It doesn't take a genius to understand that people were tortured during the Bush administration. They can use as many euphemisms as they want-- "enhanced interrogation techniques," the third degree, or even hopscotch for all I care-- but what they did to human beings was clearly torture. BushCo justified it in any number of ways, including writing law that they claimed made it all okay, but it wasn't okay. It was cruel, it was criminal, and it didn't work.

Retired Air Force Col. Morris Davis, former chief prosecutor for the military commissions at Guantanamo Bay, Cuba, and now on the faculty of the Howard University School of Law, wrote an op-ed for the L.A. Times that he titled "Consign Bush's 'torture memos' to history."

If only those who were responsible would or could be prosecuted:

The Bush administration "torture memos" will be 10 years old this week. As the administration developed its interrogation policies, it concealed various forms of torture under the moniker "enhanced interrogation techniques." It consulted with the Office of Legal Counsel in the Department of Justice on the legality of these techniques, including waterboarding, walling (slamming detainees against walls), forcing detainees into stress positions and subjecting them to sleep deprivation. Ultimately, the OLC provided legal cover for the use of most of these techniques. [...]
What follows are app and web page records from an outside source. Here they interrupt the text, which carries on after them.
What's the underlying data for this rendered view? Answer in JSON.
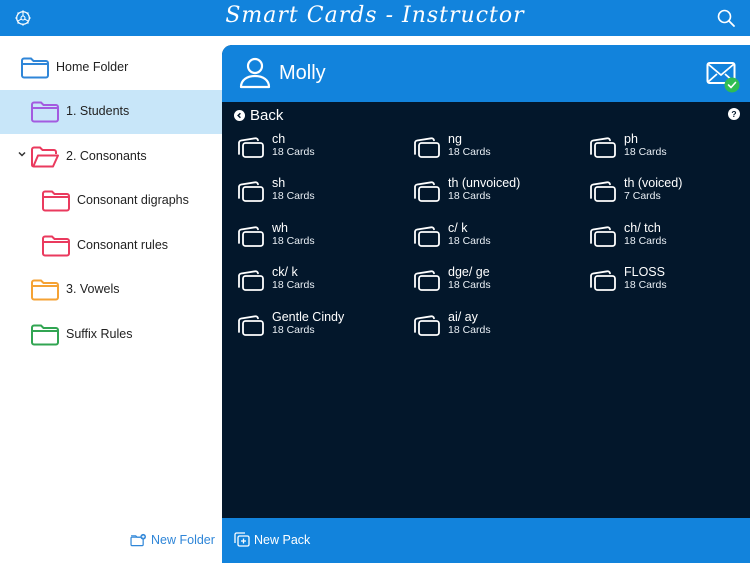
{
  "app": {
    "title": "Smart Cards - Instructor",
    "accent_color": "#1283dc",
    "dark_bg": "#03172b"
  },
  "topbar": {
    "settings_icon": "gear-icon",
    "search_icon": "search-icon"
  },
  "sidebar": {
    "folders": [
      {
        "label": "Home Folder",
        "color": "#2f86d8",
        "indent": 0,
        "selected": false,
        "expanded": false
      },
      {
        "label": "1. Students",
        "color": "#a35be0",
        "indent": 1,
        "selected": true,
        "expanded": false
      },
      {
        "label": "2. Consonants",
        "color": "#ea3a5e",
        "indent": 1,
        "selected": false,
        "expanded": true
      },
      {
        "label": "Consonant digraphs",
        "color": "#ea3a5e",
        "indent": 2,
        "selected": false,
        "expanded": false
      },
      {
        "label": "Consonant rules",
        "color": "#ea3a5e",
        "indent": 2,
        "selected": false,
        "expanded": false
      },
      {
        "label": "3. Vowels",
        "color": "#f5a233",
        "indent": 1,
        "selected": false,
        "expanded": false
      },
      {
        "label": "Suffix Rules",
        "color": "#31a552",
        "indent": 1,
        "selected": false,
        "expanded": false
      }
    ],
    "new_folder_label": "New Folder"
  },
  "panel": {
    "student_name": "Molly",
    "back_label": "Back",
    "mail_status": "sent",
    "help_label": "?",
    "packs": [
      {
        "name": "ch",
        "count": "18 Cards"
      },
      {
        "name": "ng",
        "count": "18 Cards"
      },
      {
        "name": "ph",
        "count": "18 Cards"
      },
      {
        "name": "sh",
        "count": "18 Cards"
      },
      {
        "name": "th (unvoiced)",
        "count": "18 Cards"
      },
      {
        "name": "th (voiced)",
        "count": "7 Cards"
      },
      {
        "name": "wh",
        "count": "18 Cards"
      },
      {
        "name": "c/ k",
        "count": "18 Cards"
      },
      {
        "name": "ch/ tch",
        "count": "18 Cards"
      },
      {
        "name": "ck/ k",
        "count": "18 Cards"
      },
      {
        "name": "dge/ ge",
        "count": "18 Cards"
      },
      {
        "name": "FLOSS",
        "count": "18 Cards"
      },
      {
        "name": "Gentle Cindy",
        "count": "18 Cards"
      },
      {
        "name": "ai/ ay",
        "count": "18 Cards"
      }
    ],
    "new_pack_label": "New Pack"
  }
}
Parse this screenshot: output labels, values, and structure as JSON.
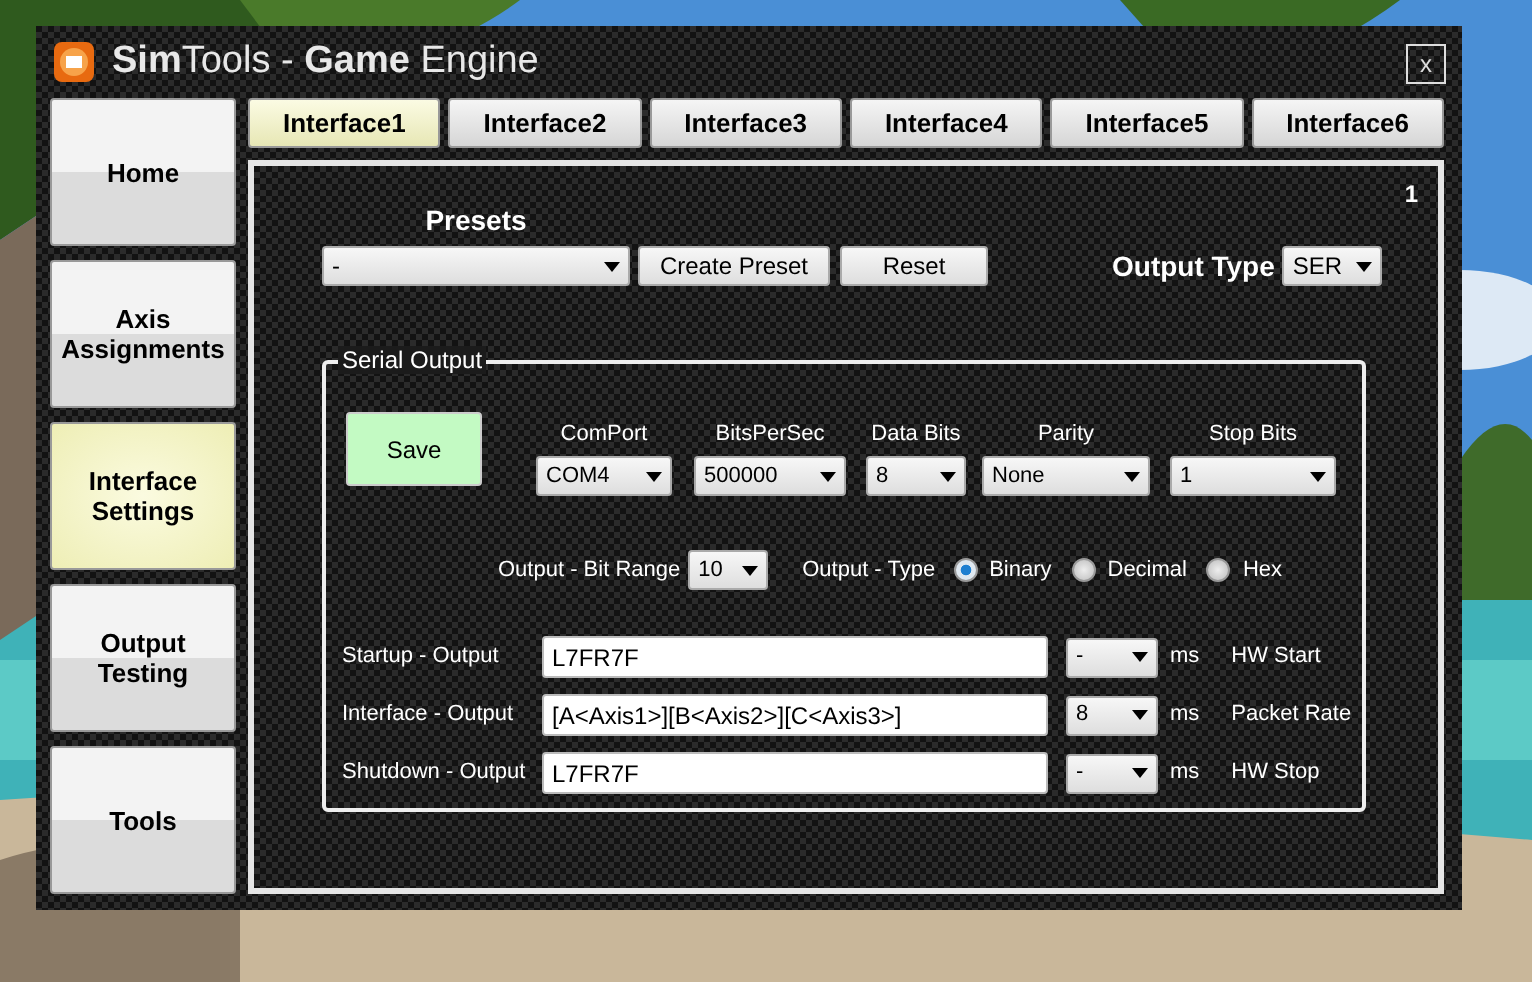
{
  "window": {
    "title": "**Sim**Tools - **Game** Engine",
    "close": "x"
  },
  "sidebar": {
    "items": [
      {
        "label": "Home",
        "selected": false
      },
      {
        "label": "Axis Assignments",
        "selected": false
      },
      {
        "label": "Interface Settings",
        "selected": true
      },
      {
        "label": "Output Testing",
        "selected": false
      },
      {
        "label": "Tools",
        "selected": false
      }
    ]
  },
  "tabs": [
    {
      "label": "Interface1",
      "selected": true
    },
    {
      "label": "Interface2",
      "selected": false
    },
    {
      "label": "Interface3",
      "selected": false
    },
    {
      "label": "Interface4",
      "selected": false
    },
    {
      "label": "Interface5",
      "selected": false
    },
    {
      "label": "Interface6",
      "selected": false
    }
  ],
  "panel": {
    "number": "1",
    "presets_label": "Presets",
    "preset_value": "-",
    "buttons": [
      "Create Preset",
      "Reset"
    ],
    "output_type_label": "Output Type",
    "output_type_value": "SER",
    "serial_output": {
      "title": "Serial Output",
      "save_button": "Save",
      "settings": [
        {
          "label": "ComPort",
          "value": "COM4"
        },
        {
          "label": "BitsPerSec",
          "value": "500000"
        },
        {
          "label": "Data Bits",
          "value": "8"
        },
        {
          "label": "Parity",
          "value": "None"
        },
        {
          "label": "Stop Bits",
          "value": "1"
        }
      ],
      "bit_range_label": "Output - Bit Range",
      "bit_range_value": "10",
      "type_label": "Output - Type",
      "type_options": [
        {
          "label": "Binary",
          "selected": true
        },
        {
          "label": "Decimal",
          "selected": false
        },
        {
          "label": "Hex",
          "selected": false
        }
      ],
      "outputs": [
        {
          "label": "Startup - Output",
          "value": "L7FR7F",
          "time": "-",
          "unit": "ms",
          "note": "HW Start"
        },
        {
          "label": "Interface - Output",
          "value": "[A<Axis1>][B<Axis2>][C<Axis3>]",
          "time": "8",
          "unit": "ms",
          "note": "Packet Rate"
        },
        {
          "label": "Shutdown - Output",
          "value": "L7FR7F",
          "time": "-",
          "unit": "ms",
          "note": "HW Stop"
        }
      ]
    }
  }
}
[T]he Bush administration embraced it by renaming it enhanced interrogation techniques and claiming that it was necessary for our national security. Upon taking office, President Obama issued an executive order halting the use of torture.

Torture is counterproductive. Professional interrogators — Ali Soufan of the FBI, Matthew Alexander of the Air Force and Glenn Carle of the CIA — have said this clearly. Torture is always illegal [and] is also a moral abomination.  [...]

The Senate Intelligence Committee has undertaken an investigation into the CIA's use of enhanced interrogation techniques allowed by the memos. It is essential that its findings be released to the public so that the American people can know the truth about what was done in their name.


here; That link includes one specific to only *Fayiz al-Kandari’s story here.

Here are audio and video interviews with Lt. Col. Wingard, one by David Shuster, one by Ana Marie Cox, and more. My guest commentary at BuzzFlash is here.

Lt. Col. Barry Wingard is a military attorney who represents Fayiz Al-Kandari in the Military Commission process and in no way represents the opinions of his home state. When not on active duty, Colonel Wingard is a public defender in Pittsburgh, Pennsylvania.

If you are inclined to help rectify these injustices: Twitterers, use the hashtag #FreeFayiz. We have organized a team to get these stories out. If you are interested in helping Fayiz out, e-mail me at The Political Carnival, address in sidebar to the right; or tweet me at @GottaLaff.

If you’d like to see other ways you can take action, go here and scroll down to the end of the article.

Then read Jane Mayer’s book The Dark Side. You’ll have a much greater understanding of why I post endlessly about this, and why I’m all over the CIA deception issues, too.

More of Fayiz’s story here, at